Three men, including two ex-Marines, have been charged with the manufacture, possession, and distribution of guns, ammunition and accessories. One of them was tied through court documents to an unspecified terrorism-related count, and, according to a senior law enforcement official, had ties to extremist groups and a “list” of names but would not characterize it further.
Alicia Garza, co-founder of Black Lives Matter, tweeted Friday that she was informed by the FBI that her name was on a list obtained during an investigation connected to the arrest of a Boise, Idaho, man affiliated with white supremacist groups.
Garza in a tweet said the FBI told her “they arrested a man in Idaho on weapons charges who they believe was affiliated with white supremacist groups. They found my name on a list in his home, alongside others.”
The FBI declined direct comment on any of those details and would not discuss the scope of its investigation, the name of the suspect, alleged ties to extremist groups or the list Garza referenced. The agency noted it “routinely notifies individuals and organizations of information collected during the course of an investigation that may be perceived as potentially threatening in nature … and to assist them in taking proper steps to ensure their safety.”
Jordan Duncan, 25, identified in a Department of Justice news release about the gun case, was also recently charged in U.S. District Court in Boise with sex trafficking of children and terrorism transcending national boundaries. There was no mention of those counts during a detention hearing in Boise on Tuesday where a judge ruled that Duncan could be transferred to face charges with the two other co-conspirators related to the weapons charges, in the Eastern District of North Carolina.
Paul James Kryscuk, 35, also waived his right to a detention hearing and will be transported to North Carolina by U.S. Marshals
Kryscuk and Liam Montgomery Collins, 21, were charged with three counts including conspiracy to manufacture firearms and ship them interstate, interstate transportation of firearms without a license, and interstate transportation of a firearm not registered as required.
The men sought to “unlawfully enrich themselves and others, by among other things, manufacturing and selling hard to obtain firearms and firearm parts in a manner that the ‘government would not know’ the purchasers had them,” the indictment stated.
The documents allege that since May 2019, Collins has made multiple money transfers through his personal account to Kryscuk to purchase firearms, including a 9mm pistol and suppressor and a short barrel rifle. Kryscuk is accused of purchasing items from vendors to manufacture firearms and suppressors. Officials say that he then mailed the weapons from Idaho to Jacksonville, North Carolina. Kryscuk also shipped the short barrel rifle, not registered as required by the federal government, to Collins. Duncan was aware of and participated in the conspiracy.
All three men were arrested in Idaho.
Attorneys for Duncan and Kryscuk did not immediately return e-mails seeking comment Thursday night. Collins‘ attorney could not immediately be reached for comment Thursday.

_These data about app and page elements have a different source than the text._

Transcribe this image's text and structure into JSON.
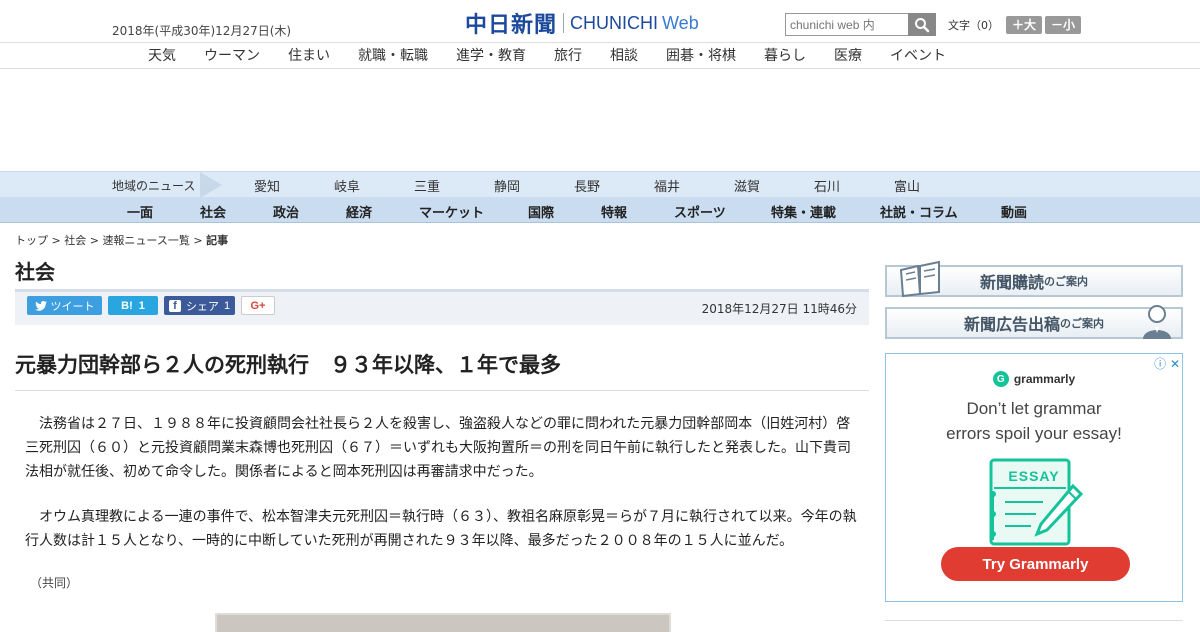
{
  "header": {
    "date": "2018年(平成30年)12月27日(木)",
    "logo_jp": "中日新聞",
    "logo_en": "CHUNICHI",
    "logo_en2": "Web",
    "search_placeholder": "chunichi web 内",
    "font_label": "文字（0）",
    "font_larger": "＋大",
    "font_smaller": "－小"
  },
  "top_nav": [
    "天気",
    "ウーマン",
    "住まい",
    "就職・転職",
    "進学・教育",
    "旅行",
    "相談",
    "囲碁・将棋",
    "暮らし",
    "医療",
    "イベント"
  ],
  "region_nav": {
    "label": "地域のニュース",
    "items": [
      "愛知",
      "岐阜",
      "三重",
      "静岡",
      "長野",
      "福井",
      "滋賀",
      "石川",
      "富山"
    ]
  },
  "category_nav": [
    "一面",
    "社会",
    "政治",
    "経済",
    "マーケット",
    "国際",
    "特報",
    "スポーツ",
    "特集・連載",
    "社説・コラム",
    "動画"
  ],
  "breadcrumb": {
    "items": [
      "トップ",
      "社会",
      "速報ニュース一覧"
    ],
    "current": "記事",
    "sep": " > "
  },
  "section_title": "社会",
  "share": {
    "tweet": "ツイート",
    "hatena_count": "1",
    "facebook": "シェア",
    "facebook_count": "1",
    "gplus": "G+",
    "published": "2018年12月27日 11時46分"
  },
  "article": {
    "headline": "元暴力団幹部ら２人の死刑執行　９３年以降、１年で最多",
    "paragraphs": [
      "　法務省は２７日、１９８８年に投資顧問会社社長ら２人を殺害し、強盗殺人などの罪に問われた元暴力団幹部岡本（旧姓河村）啓三死刑囚（６０）と元投資顧問業末森博也死刑囚（６７）＝いずれも大阪拘置所＝の刑を同日午前に執行したと発表した。山下貴司法相が就任後、初めて命令した。関係者によると岡本死刑囚は再審請求中だった。",
      "　オウム真理教による一連の事件で、松本智津夫元死刑囚＝執行時（６３）、教祖名麻原彰晃＝らが７月に執行されて以来。今年の執行人数は計１５人となり、一時的に中断していた死刑が再開された９３年以降、最多だった２００８年の１５人に並んだ。"
    ],
    "credit": "（共同）"
  },
  "sidebar": {
    "subscribe": {
      "big": "新聞購読",
      "small": "のご案内"
    },
    "advertise": {
      "big": "新聞広告出稿",
      "small": "のご案内"
    },
    "ad": {
      "brand": "grammarly",
      "line1": "Don’t let grammar",
      "line2": "errors spoil your essay!",
      "essay_label": "ESSAY",
      "cta": "Try Grammarly"
    }
  },
  "colors": {
    "logo_blue": "#1b4a9c",
    "region_bar": "#dce9f6",
    "category_bar": "#c9dcf0",
    "tweet": "#3d9ee0",
    "hatena": "#29a6e0",
    "facebook": "#3c5a99",
    "cta_red": "#e03c31",
    "grammarly_green": "#15c39a"
  }
}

Other documents related to Duncan’s alleged crimes or anything mentioning the “list” of names remain sealed.
Capt. Joseph Butterfield, Marine Corps Spokesman, told NBC News, that “Liam Collins, 21, and Jordan Duncan, 25, are former Marines. The Marine Corps will continue to assist the investigating authorities in any way we can. The serious allegations are not a reflection of the Marine Corps, do not reflect the oath every Marine takes to support and defend the constitution, and do not align with our core values of honor, courage, and commitment.”
Collins was reportedly among a group of U.S. servicemen whose name appeared on a neo-Nazi message board in 2019, spurring the Marines Corps to launch an investigation into his extremist ties.
The Marine Corps confirmed that Collins was discharged last month after three years of service. He was most recently assigned to Camp Lejeune.
“Collins’ premature discharge is indicative of the fact that the character of his service was incongruent with Marine Corps’ expectations and standards. Due to the associated administrative processes, further details are not releasable,” Capt. Butterfield said.
According to personnel records, Duncan served five years in the Marines, leaving the service in 2018.